I’m learning every day that great marriages are built upon the thermostat of decision. When marriages are controlled by our ever-changing emotions, the thermometer of relationship is never stable. Therefore, intimacy and trust are hard to come by. When marriages are controlled by the thermostat of decision, deepened intimacy and trust are the hard won prizes for our decision to be the boss of our feelings rather than their victim.
Never compare your behind-the-scenes footage with everyone else’s highlight reel
Ever find yourself thinking about what someone else appears to have that you don’t have? How about that trip you’re sure you’ll never get to take with your spouse? Or their beautiful new baby, like the one you’d give anything for, if only you were able to conceive? The trouble is that pictures on social media don’t tell the full story. They don’t reveal the hardships endured, the years of pennies saved, or the tears shed.
Every year I cherish more and more the knowledge that God gave my husband and I our unique story for His perfect purpose. One of the greatest gifts that grows sweeter with each passing year is the ability to simply thank Him for His plans – plans that were better than my own all along!
There is no such thing as the perfect couple
I believe one of modern day’s most unfortunate myths is that of the perfect couple. No perfect people means no perfect couples. And truly, to see it any other way ultimately leaves us in bondage as if we’ll never measure up.
Ever notice how people are drawn to vulnerability, not invincibility? That is because those who are willing to acknowledge their imperfections are actually making it safe for others to do the same.
People tend to lose hope when they look around and perceive others as “having it all together” – we feel like a fish out of water, as if we don’t belong. Then the negative self-talk creeps in about what’s wrong with us and our relationships, and it’s all too easy to be convinced we’ll never reach that unattainable standard that others seem to have when they put on a false front. There is a better way! Authenticity frees a watching world from the falses promises of perfection and gives others permission to be perfectly imperfect, just the way they are. That is when true growth begins!
I hope and pray for many more years of marriage to learn countless more lessons with the man I love!
Happy anniversary to the man of my dreams….the man who is more than I ever even prayed for.

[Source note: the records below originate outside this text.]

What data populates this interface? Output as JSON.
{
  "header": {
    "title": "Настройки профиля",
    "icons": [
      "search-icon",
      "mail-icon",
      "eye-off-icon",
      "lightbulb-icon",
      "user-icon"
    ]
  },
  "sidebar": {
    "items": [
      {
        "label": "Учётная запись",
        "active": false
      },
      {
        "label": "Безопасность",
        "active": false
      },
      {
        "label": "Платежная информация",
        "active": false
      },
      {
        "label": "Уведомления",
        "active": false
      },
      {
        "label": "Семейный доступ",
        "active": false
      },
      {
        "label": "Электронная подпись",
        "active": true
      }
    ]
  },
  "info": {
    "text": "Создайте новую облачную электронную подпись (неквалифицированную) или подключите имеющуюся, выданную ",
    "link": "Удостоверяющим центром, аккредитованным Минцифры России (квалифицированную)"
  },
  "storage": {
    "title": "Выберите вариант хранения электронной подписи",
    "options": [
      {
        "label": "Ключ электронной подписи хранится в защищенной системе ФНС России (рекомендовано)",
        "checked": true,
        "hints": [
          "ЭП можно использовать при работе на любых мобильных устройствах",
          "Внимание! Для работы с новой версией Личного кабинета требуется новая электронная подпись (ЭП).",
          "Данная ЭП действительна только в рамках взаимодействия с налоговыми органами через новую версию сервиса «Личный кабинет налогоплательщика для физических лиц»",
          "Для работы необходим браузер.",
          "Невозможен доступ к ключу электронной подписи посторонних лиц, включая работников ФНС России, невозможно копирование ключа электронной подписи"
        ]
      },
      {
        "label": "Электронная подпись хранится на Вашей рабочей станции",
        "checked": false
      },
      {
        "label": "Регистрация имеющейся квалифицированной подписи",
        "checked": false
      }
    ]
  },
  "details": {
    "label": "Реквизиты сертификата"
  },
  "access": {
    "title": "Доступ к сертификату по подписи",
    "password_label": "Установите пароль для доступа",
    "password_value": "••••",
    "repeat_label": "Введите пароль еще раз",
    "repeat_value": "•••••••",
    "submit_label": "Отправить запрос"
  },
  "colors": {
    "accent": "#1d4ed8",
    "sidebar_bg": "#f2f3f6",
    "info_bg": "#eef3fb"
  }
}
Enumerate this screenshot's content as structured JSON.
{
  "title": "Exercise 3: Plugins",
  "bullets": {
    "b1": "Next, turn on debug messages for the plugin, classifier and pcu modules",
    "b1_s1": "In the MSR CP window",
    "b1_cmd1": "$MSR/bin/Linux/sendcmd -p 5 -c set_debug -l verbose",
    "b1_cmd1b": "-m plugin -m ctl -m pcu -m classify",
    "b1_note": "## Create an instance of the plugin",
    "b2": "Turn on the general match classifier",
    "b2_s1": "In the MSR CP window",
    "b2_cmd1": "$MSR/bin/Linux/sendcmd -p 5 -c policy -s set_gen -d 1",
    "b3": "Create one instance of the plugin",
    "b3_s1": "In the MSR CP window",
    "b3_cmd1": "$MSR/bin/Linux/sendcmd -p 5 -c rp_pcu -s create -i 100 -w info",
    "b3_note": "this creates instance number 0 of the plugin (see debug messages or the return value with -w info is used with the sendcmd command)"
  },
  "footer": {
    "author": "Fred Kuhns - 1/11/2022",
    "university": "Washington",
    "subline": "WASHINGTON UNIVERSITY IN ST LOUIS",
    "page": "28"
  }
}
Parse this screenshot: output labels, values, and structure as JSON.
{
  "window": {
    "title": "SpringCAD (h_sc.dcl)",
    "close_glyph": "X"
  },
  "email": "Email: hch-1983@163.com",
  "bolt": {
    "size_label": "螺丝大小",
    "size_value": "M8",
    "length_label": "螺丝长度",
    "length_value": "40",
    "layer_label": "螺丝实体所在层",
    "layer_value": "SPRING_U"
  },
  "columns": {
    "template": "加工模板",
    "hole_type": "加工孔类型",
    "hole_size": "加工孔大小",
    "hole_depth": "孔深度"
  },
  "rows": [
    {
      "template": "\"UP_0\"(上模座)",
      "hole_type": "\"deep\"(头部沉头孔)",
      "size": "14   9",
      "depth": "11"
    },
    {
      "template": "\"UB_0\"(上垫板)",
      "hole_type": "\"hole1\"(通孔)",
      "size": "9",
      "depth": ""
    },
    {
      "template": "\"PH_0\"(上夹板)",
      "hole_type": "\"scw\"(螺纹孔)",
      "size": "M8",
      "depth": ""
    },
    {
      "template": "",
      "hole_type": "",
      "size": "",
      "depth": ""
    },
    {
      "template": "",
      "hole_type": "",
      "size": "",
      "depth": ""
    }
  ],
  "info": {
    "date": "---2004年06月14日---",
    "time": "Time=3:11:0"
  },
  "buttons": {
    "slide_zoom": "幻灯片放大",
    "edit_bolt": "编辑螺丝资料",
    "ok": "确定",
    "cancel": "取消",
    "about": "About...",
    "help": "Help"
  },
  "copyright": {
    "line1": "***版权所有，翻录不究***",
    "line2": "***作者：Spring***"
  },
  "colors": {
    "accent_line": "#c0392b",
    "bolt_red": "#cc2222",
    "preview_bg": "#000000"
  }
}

Brian, you are kind and thoughtful and caring and sweet. You are wise and tough as nails and a manly “can fix anything” type of guy who still understands the importance of softness. Especially when it comes to us, your family.
You are the most incredible encourager I’ve ever met and I cannot believe I get to spend the rest of my life with you.
Thank you for dreaming big dreams with me, my sweet.